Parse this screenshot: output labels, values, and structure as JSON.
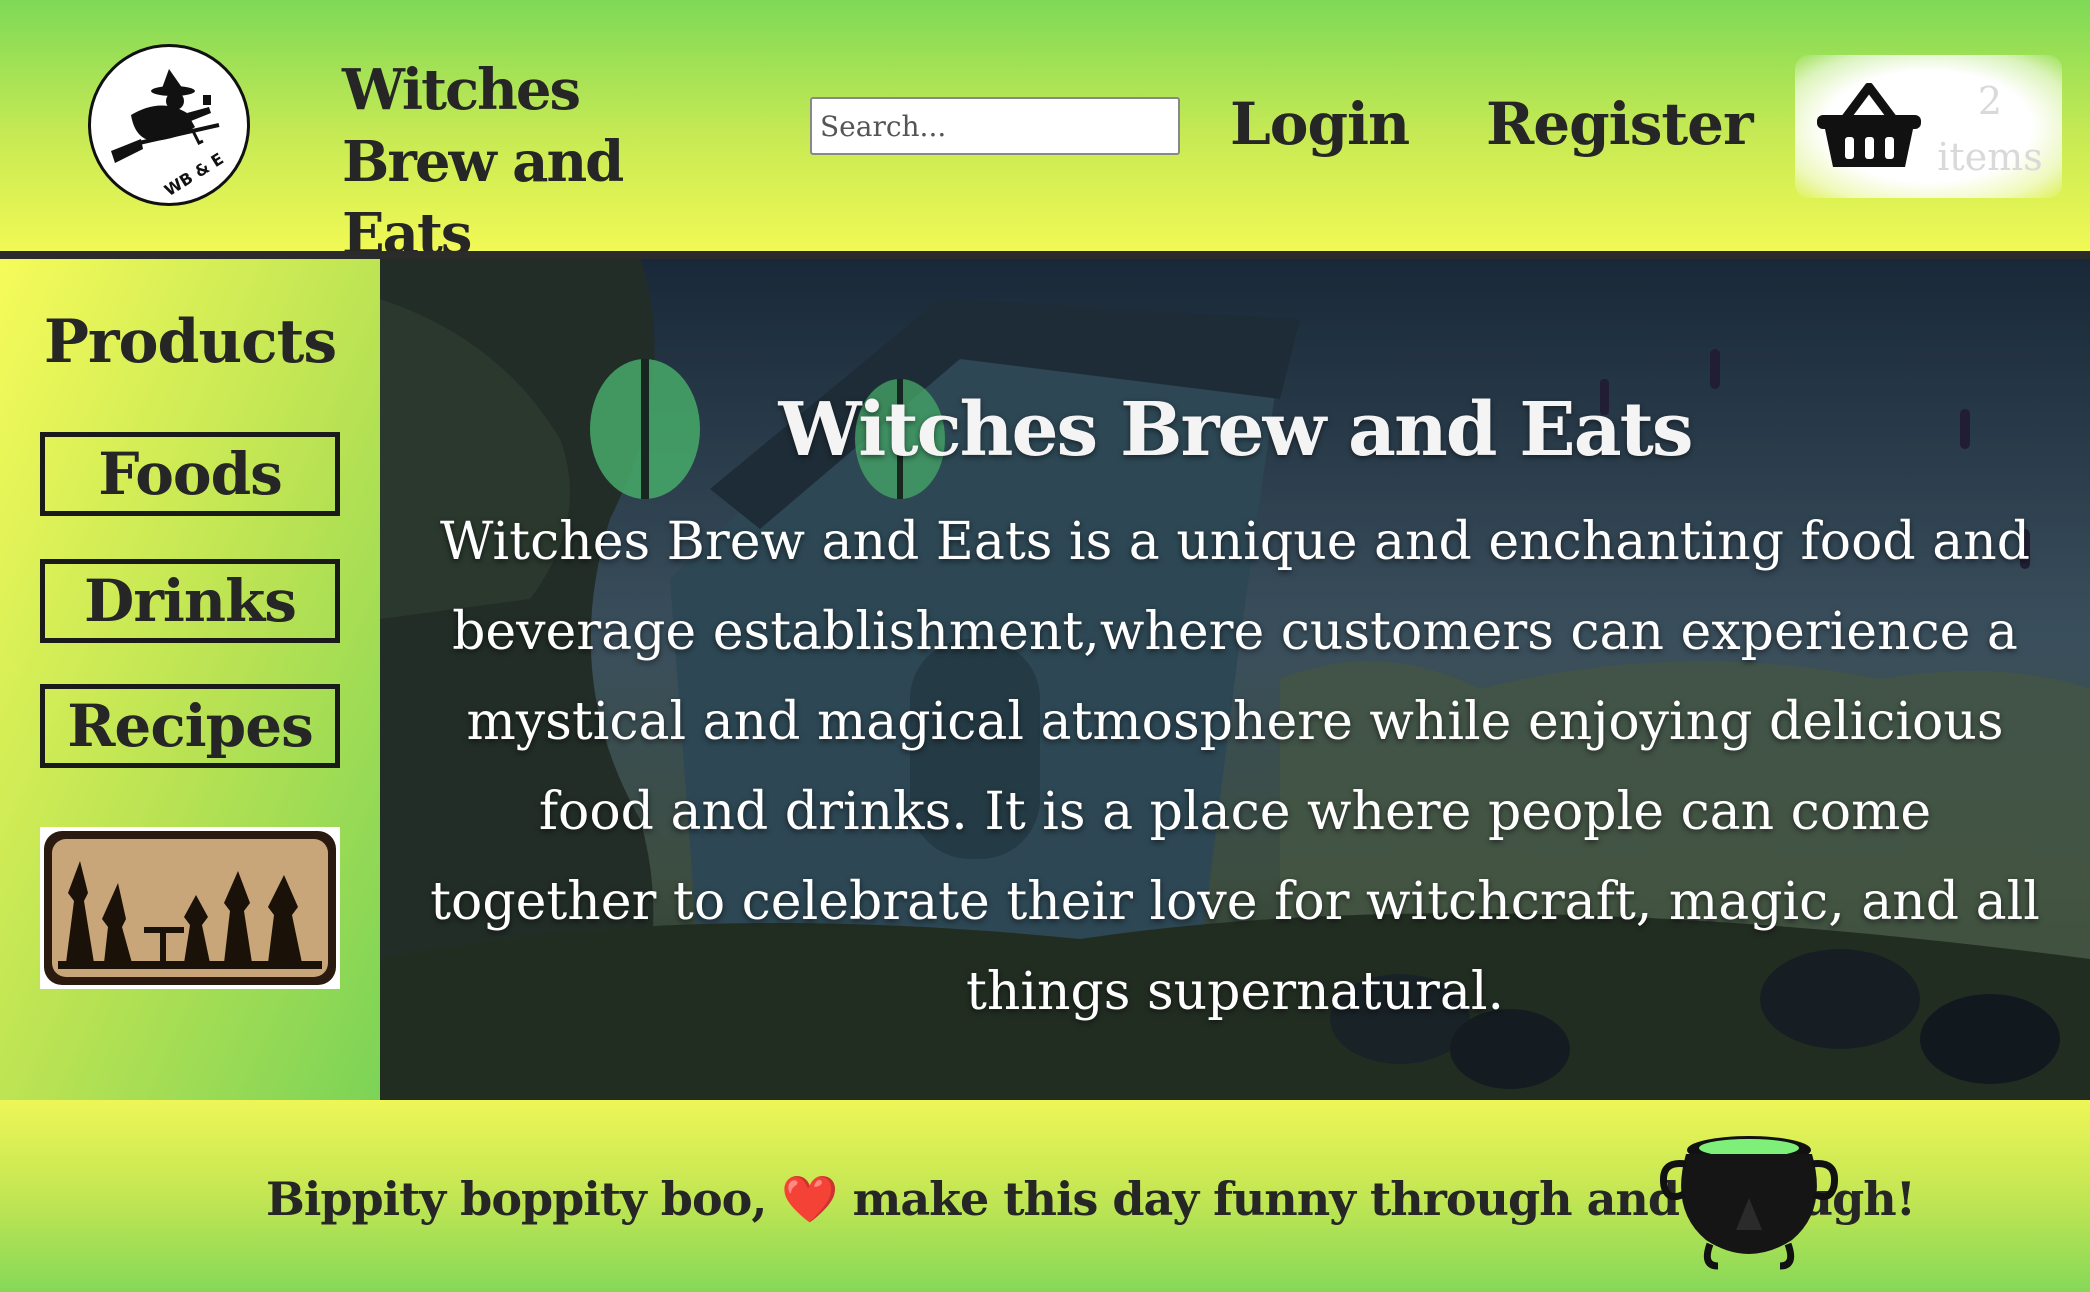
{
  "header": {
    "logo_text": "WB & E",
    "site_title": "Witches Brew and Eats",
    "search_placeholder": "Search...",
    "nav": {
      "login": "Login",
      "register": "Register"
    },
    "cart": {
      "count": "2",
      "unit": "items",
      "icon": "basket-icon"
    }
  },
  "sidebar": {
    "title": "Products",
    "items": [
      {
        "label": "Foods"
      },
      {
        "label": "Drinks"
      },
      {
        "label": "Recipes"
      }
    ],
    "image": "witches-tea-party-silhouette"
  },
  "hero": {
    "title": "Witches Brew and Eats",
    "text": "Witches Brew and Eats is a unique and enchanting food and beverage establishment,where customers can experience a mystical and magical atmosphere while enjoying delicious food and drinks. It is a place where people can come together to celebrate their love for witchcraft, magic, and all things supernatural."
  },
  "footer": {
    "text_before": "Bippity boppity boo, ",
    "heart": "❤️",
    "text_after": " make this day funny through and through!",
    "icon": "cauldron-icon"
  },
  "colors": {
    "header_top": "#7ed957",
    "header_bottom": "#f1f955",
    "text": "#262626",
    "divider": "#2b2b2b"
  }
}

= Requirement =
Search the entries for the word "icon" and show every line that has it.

= Answer to this problem =
      "icon": "basket-icon"
    "icon": "cauldron-icon"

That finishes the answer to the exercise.